Tupelo food truck regulations don’t include controversial restrictions

By Aaron Rice
November 6, 2018

After a great deal of debate and discussion over the past year, the new food truck regulations in Tupelo do not include the controversial, and potentially illegal, restrictions that some on the council had floated.

According to the Daily Journal, the final draft looks similar to the draft that was released last month. It did not include a blanket restriction on streets that food trucks could be located, nor did it have a provision requiring food trucks to be a certain distance from brick-and-mortar restaurants.

Protection for brick-and-mortar restaurants is what originally propelled this discussion.

Earlier this year, Councilman Willie Jennings said, in proposing the regulations, “I just want to make sure the established businesses are protected.” Another councilman, Markel Whittington, said brick-and-mortar restaurants have requested food truck regulations. While he didn’t feel food trucks posed a ‘threat’ to those restaurants, he believed it was appropriate for government to act ‘on behalf of select business interests.’

“I think we have to protect some of our taxpayers and high employers,” he said.

And after the first draft of the ordinance was released, Councilman Mike Bryan began to lobby for those brick-and-mortar restaurant protections, such as a ban on major roads. He continued that push until the end still calling for a Main Street parking ban.

“I feel like it is not fair to brick-and-mortar businesses to allow food trucks to park in front of their business,” Bryan said earlier.

But in the end, the controversial provisions were not included. And while there has been some support on the council, Mayor Jason Shelton has long opposed the protectionist measures.

When Tupelo leaders began discussing food truck regulations, Mississippi Justice Institute, the legal arm of Mississippi Center for Public Policy, sent a letter to the city warning of litigation if these regulations passed.

“The very regulation Tupelo is discussing—a regulation about how close a food truck should be to a restaurant—was found to be unenforceable just this past December in Baltimore. Food truck regulations around the country have been challenged over and over in court, from Louisville, to San Antonio, to Chicago, and many places in between. Cities ultimately realize that these kinds of cases are very hard to defend,” the letter said.

Having the food truck option is good for consumers and it is good for the economic interests of a city, whether that is Tupelo or any other city in Mississippi. A glance of the growing cities throughout America shows a thriving food truck market. Food trucks or brick-and-mortar restaurants is not an “either-or” proposition. They can both survive next to each other, and competition will only make each better.

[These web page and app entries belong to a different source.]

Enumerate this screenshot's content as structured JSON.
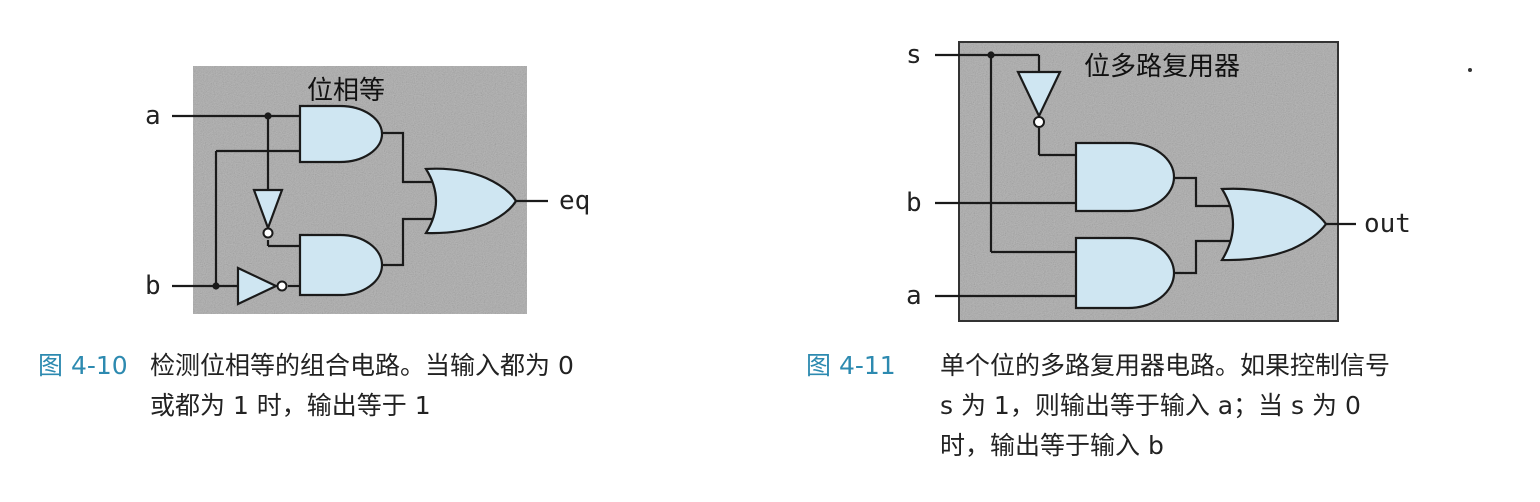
{
  "figure_10": {
    "title": "位相等",
    "inputs": {
      "a": "a",
      "b": "b"
    },
    "output": "eq",
    "caption_number": "图 4-10",
    "caption_lines": [
      "检测位相等的组合电路。当输入都为 0",
      "或都为 1 时，输出等于 1"
    ]
  },
  "figure_11": {
    "title": "位多路复用器",
    "inputs": {
      "s": "s",
      "b": "b",
      "a": "a"
    },
    "output": "out",
    "caption_number": "图 4-11",
    "caption_lines": [
      "单个位的多路复用器电路。如果控制信号",
      "s 为 1，则输出等于输入 a；当 s 为 0",
      "时，输出等于输入 b"
    ]
  },
  "colors": {
    "panel": "#b9b9b9",
    "gate_fill": "#cfe6f2",
    "wire": "#1a1a1a",
    "caption_number": "#2d8ab0"
  }
}
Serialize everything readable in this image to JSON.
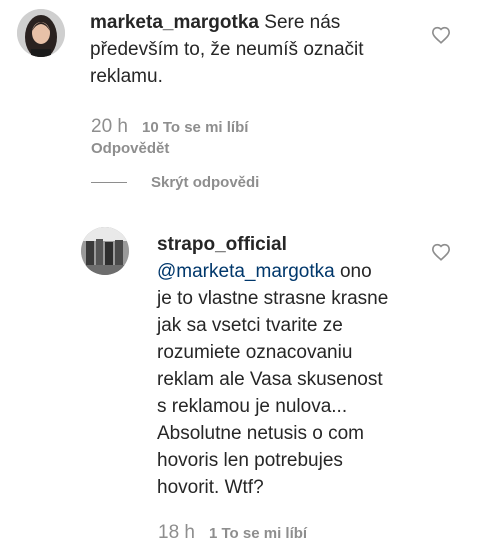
{
  "comment": {
    "username": "marketa_margotka",
    "text_line1": "Sere nás",
    "text_line2": "především to, že neumíš označit",
    "text_line3": "reklamu.",
    "time": "20 h",
    "likes": "10 To se mi líbí",
    "reply_label": "Odpovědět",
    "hide_replies_label": "Skrýt odpovědi",
    "heart_icon": "heart-outline-icon"
  },
  "reply": {
    "username": "strapo_official",
    "mention": "@marketa_margotka",
    "lines": [
      "ono",
      "je to vlastne strasne krasne",
      "jak sa vsetci tvarite ze",
      "rozumiete oznacovaniu",
      "reklam ale Vasa skusenost",
      "s reklamou je nulova...",
      "Absolutne netusis o com",
      "hovoris len potrebujes",
      "hovorit. Wtf?"
    ],
    "time": "18 h",
    "likes": "1 To se mi líbí",
    "heart_icon": "heart-outline-icon"
  },
  "colors": {
    "text": "#262626",
    "muted": "#8e8e8e",
    "mention": "#00376b"
  }
}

And more choice for consumers is always a good thing. Because it will be the consumers who decide if food trucks are a benefit for Tupelo, not government regulators.


magnifiercross linkedin facebook pinterest youtube rss twitter instagram facebook-blank rss-blank linkedin-blank pinterest youtube twitter instagram